## Data in this exercise
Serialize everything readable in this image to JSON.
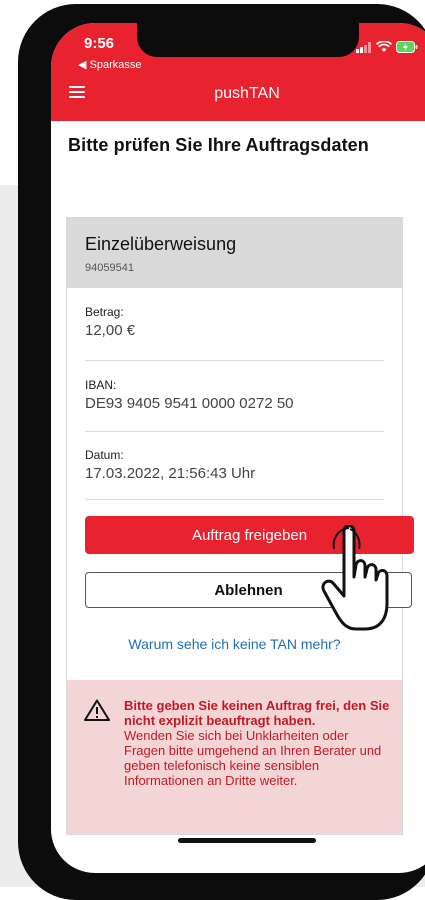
{
  "status_bar": {
    "time": "9:56",
    "back_app": "◀ Sparkasse"
  },
  "header": {
    "title": "pushTAN"
  },
  "page": {
    "heading": "Bitte prüfen Sie Ihre Auftragsdaten"
  },
  "order": {
    "type": "Einzelüberweisung",
    "number": "94059541",
    "fields": [
      {
        "label": "Betrag:",
        "value": "12,00 €"
      },
      {
        "label": "IBAN:",
        "value": "DE93 9405 9541 0000 0272 50"
      },
      {
        "label": "Datum:",
        "value": "17.03.2022, 21:56:43 Uhr"
      }
    ]
  },
  "actions": {
    "approve": "Auftrag freigeben",
    "reject": "Ablehnen",
    "help_link": "Warum sehe ich keine TAN mehr?"
  },
  "warning": {
    "bold_text": "Bitte geben Sie keinen Auftrag frei, den Sie nicht explizit beauftragt haben.",
    "text": "Wenden Sie sich bei Unklarheiten oder Fragen bitte umgehend an Ihren Berater und geben telefonisch keine sensiblen Informationen an Dritte weiter."
  },
  "colors": {
    "brand": "#e8232f",
    "link": "#1f6fb5",
    "warning_bg": "#f4d5d5",
    "warning_text": "#c21a25"
  },
  "icons": {
    "menu": "hamburger-menu-icon",
    "warning": "warning-triangle-icon",
    "pointer": "pointing-hand-icon"
  }
}
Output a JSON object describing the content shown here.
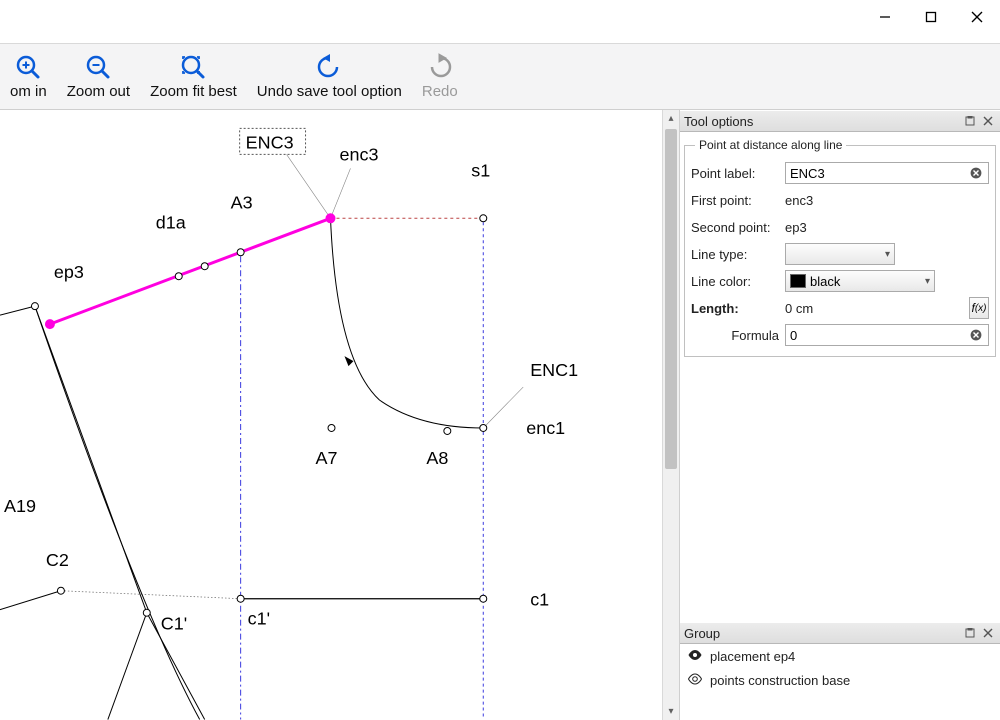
{
  "window_controls": {
    "min": "minimize",
    "max": "maximize",
    "close": "close"
  },
  "toolbar": {
    "zoom_in": "om in",
    "zoom_out": "Zoom out",
    "zoom_fit": "Zoom fit best",
    "undo": "Undo save tool option",
    "redo": "Redo"
  },
  "canvas": {
    "labels": {
      "ENC3": "ENC3",
      "enc3": "enc3",
      "s1": "s1",
      "A3": "A3",
      "d1a": "d1a",
      "ep3": "ep3",
      "A19": "A19",
      "C2": "C2",
      "C1p": "C1'",
      "c1p": "c1'",
      "A7": "A7",
      "A8": "A8",
      "ENC1": "ENC1",
      "enc1": "enc1",
      "c1": "c1"
    }
  },
  "tool_options": {
    "dock_title": "Tool options",
    "legend": "Point at distance along line",
    "point_label_label": "Point label:",
    "point_label_value": "ENC3",
    "first_point_label": "First point:",
    "first_point_value": "enc3",
    "second_point_label": "Second point:",
    "second_point_value": "ep3",
    "line_type_label": "Line type:",
    "line_color_label": "Line color:",
    "line_color_value": "black",
    "length_label": "Length:",
    "length_value": "0 cm",
    "formula_label": "Formula",
    "formula_value": "0"
  },
  "group_panel": {
    "dock_title": "Group",
    "items": [
      {
        "icon": "eye-filled",
        "label": "placement ep4"
      },
      {
        "icon": "eye-outline",
        "label": "points construction base"
      }
    ]
  }
}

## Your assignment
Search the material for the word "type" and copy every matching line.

## Exercise solution
    "type": "Einzelüberweisung",
    "line_type_label": "Line type:",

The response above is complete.